Then there was Constantine Maroulis – remember him? Mom and Paula Abdul were fans. Maroulis, who would stare dreamily into the “Idol” cameras, had the girls phoning in votes on the strength of his smoldering looks and raspy tenor. He later parlayed his 15 minutes into stints on the CBS soap opera “The Bold and the Beautiful” and on Broadway in “The Wedding Singer.”Broadway is where he clearly belongs.His self-titled debut disc – an odd and unbalanced mix of 12 pop-rock songs – showcases his impressive pipes, which are pitch-perfect for, say, the male lead in “Rent.”Maroulis sounds like the lead singer of the roots-rock band Train on “Everybody Loves,” featuring a bland chorus of na na na na’s and an earnest wish that “everybody love someone tonight.”He does a dead-on impression of the Strokes in the angsty track “I Thought it Was Something,” an obvious homage to the New York City garage band. He flirts with a Latin groove on “Girl Like You.” He takes a rock-lite approach when informing an ex-girlfriend that he’s taking back his “Favorite T-Shirt” – and his Prince record, too.The final track, “Midnight Radio,” is unintentionally hilarious. Maroulis gives shout-outs to Tina Turner, Aretha Franklin, Yoko Ono and himself – yes, himself – as he extols all “the strange rock ‘n’ rollers” and “the misfits and the losers.”Somehow, Maroulis manages to get away with such dreck thanks to his appealing voice.

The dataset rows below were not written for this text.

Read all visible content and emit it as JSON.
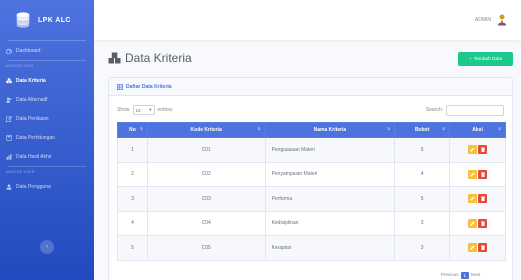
{
  "brand": {
    "name": "LPK ALC"
  },
  "sidebar": {
    "items": [
      {
        "label": "Dashboard"
      },
      {
        "heading": "MASTER DATA"
      },
      {
        "label": "Data Kriteria"
      },
      {
        "label": "Data Alternatif"
      },
      {
        "label": "Data Penilaian"
      },
      {
        "label": "Data Perhitungan"
      },
      {
        "label": "Data Hasil Akhir"
      },
      {
        "heading": "MASTER USER"
      },
      {
        "label": "Data Pengguna"
      }
    ]
  },
  "topbar": {
    "user": "ADMIN"
  },
  "page": {
    "title": "Data Kriteria",
    "add_label": "Tambah Data"
  },
  "card": {
    "title": "Daftar Data Kriteria"
  },
  "controls": {
    "show_label": "Show",
    "entries_value": "10",
    "entries_label": "entries",
    "search_label": "Search:"
  },
  "table": {
    "headers": [
      "No",
      "Kode Kriteria",
      "Nama Kriteria",
      "Bobot",
      "Aksi"
    ],
    "rows": [
      {
        "no": "1",
        "kode": "C01",
        "nama": "Penguasaan Materi",
        "bobot": "5"
      },
      {
        "no": "2",
        "kode": "C02",
        "nama": "Penyampaian Materi",
        "bobot": "4"
      },
      {
        "no": "3",
        "kode": "C03",
        "nama": "Performa",
        "bobot": "5"
      },
      {
        "no": "4",
        "kode": "C04",
        "nama": "Kedisiplinan",
        "bobot": "3"
      },
      {
        "no": "5",
        "kode": "C05",
        "nama": "Kerapian",
        "bobot": "3"
      }
    ]
  },
  "pagination": {
    "prev": "Previous",
    "current": "1",
    "next": "Next"
  },
  "colors": {
    "primary": "#4e73df",
    "success": "#1cc88a",
    "warning": "#f6c23e",
    "danger": "#e74a3b"
  }
}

As a solo artist, though, he needs to find a style all his own.- Erin Carlson, Associated Press